(LISTED RECORDS begins)
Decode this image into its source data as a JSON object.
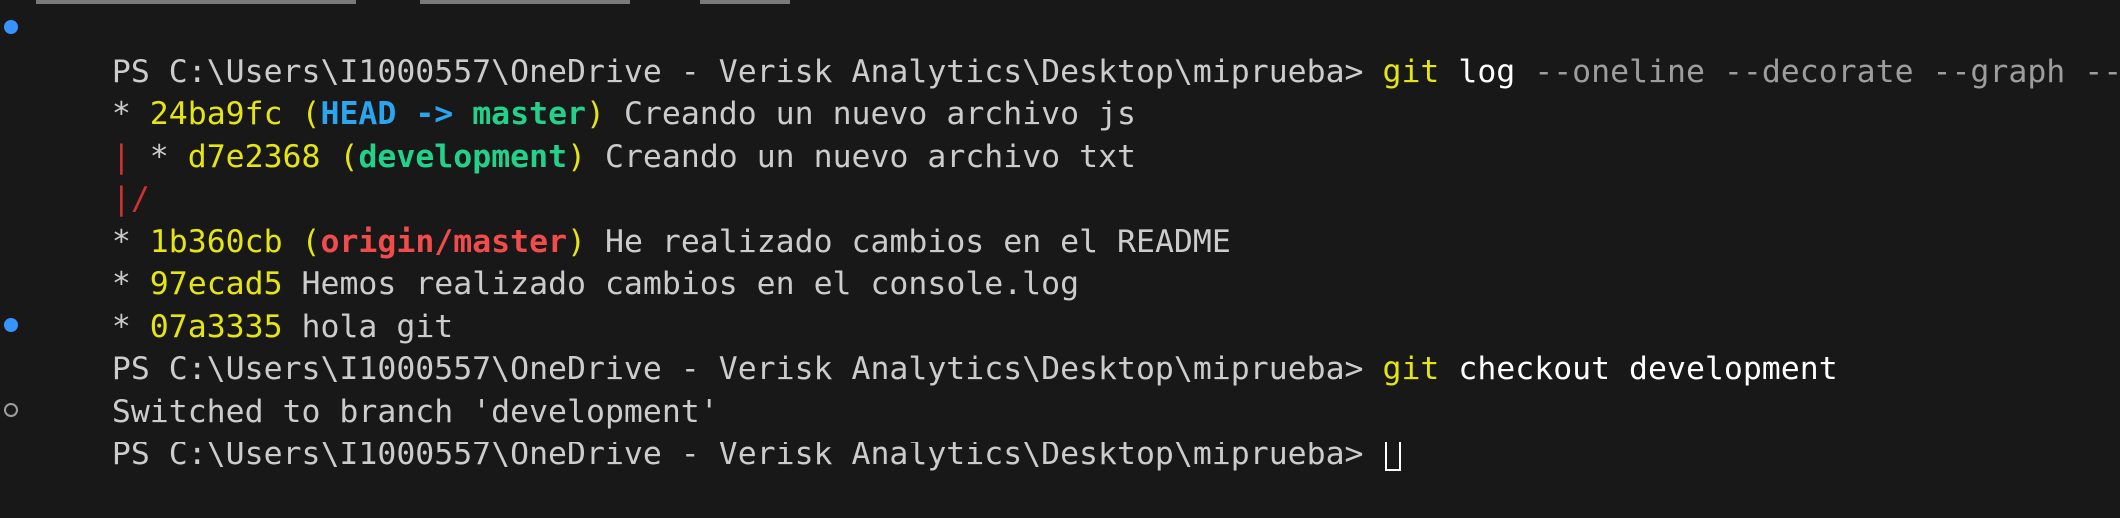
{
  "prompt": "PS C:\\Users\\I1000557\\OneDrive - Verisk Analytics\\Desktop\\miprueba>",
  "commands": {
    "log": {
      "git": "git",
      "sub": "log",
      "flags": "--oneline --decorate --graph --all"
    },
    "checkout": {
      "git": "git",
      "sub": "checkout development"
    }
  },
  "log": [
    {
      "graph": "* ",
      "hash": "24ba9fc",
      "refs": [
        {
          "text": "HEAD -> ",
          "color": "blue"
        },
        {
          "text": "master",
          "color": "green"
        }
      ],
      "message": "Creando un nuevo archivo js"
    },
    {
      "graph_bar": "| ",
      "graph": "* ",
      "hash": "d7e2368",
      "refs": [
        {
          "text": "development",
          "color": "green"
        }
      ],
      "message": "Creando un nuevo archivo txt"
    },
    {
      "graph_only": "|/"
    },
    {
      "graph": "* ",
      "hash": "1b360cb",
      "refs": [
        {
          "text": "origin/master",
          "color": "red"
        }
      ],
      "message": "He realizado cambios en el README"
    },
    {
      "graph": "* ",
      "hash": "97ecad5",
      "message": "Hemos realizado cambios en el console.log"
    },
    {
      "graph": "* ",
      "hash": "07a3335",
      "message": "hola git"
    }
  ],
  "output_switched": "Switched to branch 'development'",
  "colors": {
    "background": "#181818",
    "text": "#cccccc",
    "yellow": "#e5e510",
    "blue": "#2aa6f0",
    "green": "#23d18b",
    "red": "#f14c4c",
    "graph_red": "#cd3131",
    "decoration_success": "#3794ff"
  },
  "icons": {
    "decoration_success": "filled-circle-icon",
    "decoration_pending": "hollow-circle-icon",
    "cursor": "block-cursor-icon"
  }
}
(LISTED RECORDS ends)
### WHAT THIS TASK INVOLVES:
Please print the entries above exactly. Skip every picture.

### SOLVED EXERCISE:
Decode this image into its source data as a JSON object.
{
  "prompt": "PS C:\\Users\\I1000557\\OneDrive - Verisk Analytics\\Desktop\\miprueba>",
  "commands": {
    "log": {
      "git": "git",
      "sub": "log",
      "flags": "--oneline --decorate --graph --all"
    },
    "checkout": {
      "git": "git",
      "sub": "checkout development"
    }
  },
  "log": [
    {
      "graph": "* ",
      "hash": "24ba9fc",
      "refs": [
        {
          "text": "HEAD -> ",
          "color": "blue"
        },
        {
          "text": "master",
          "color": "green"
        }
      ],
      "message": "Creando un nuevo archivo js"
    },
    {
      "graph_bar": "| ",
      "graph": "* ",
      "hash": "d7e2368",
      "refs": [
        {
          "text": "development",
          "color": "green"
        }
      ],
      "message": "Creando un nuevo archivo txt"
    },
    {
      "graph_only": "|/"
    },
    {
      "graph": "* ",
      "hash": "1b360cb",
      "refs": [
        {
          "text": "origin/master",
          "color": "red"
        }
      ],
      "message": "He realizado cambios en el README"
    },
    {
      "graph": "* ",
      "hash": "97ecad5",
      "message": "Hemos realizado cambios en el console.log"
    },
    {
      "graph": "* ",
      "hash": "07a3335",
      "message": "hola git"
    }
  ],
  "output_switched": "Switched to branch 'development'",
  "colors": {
    "background": "#181818",
    "text": "#cccccc",
    "yellow": "#e5e510",
    "blue": "#2aa6f0",
    "green": "#23d18b",
    "red": "#f14c4c",
    "graph_red": "#cd3131",
    "decoration_success": "#3794ff"
  },
  "icons": {
    "decoration_success": "filled-circle-icon",
    "decoration_pending": "hollow-circle-icon",
    "cursor": "block-cursor-icon"
  }
}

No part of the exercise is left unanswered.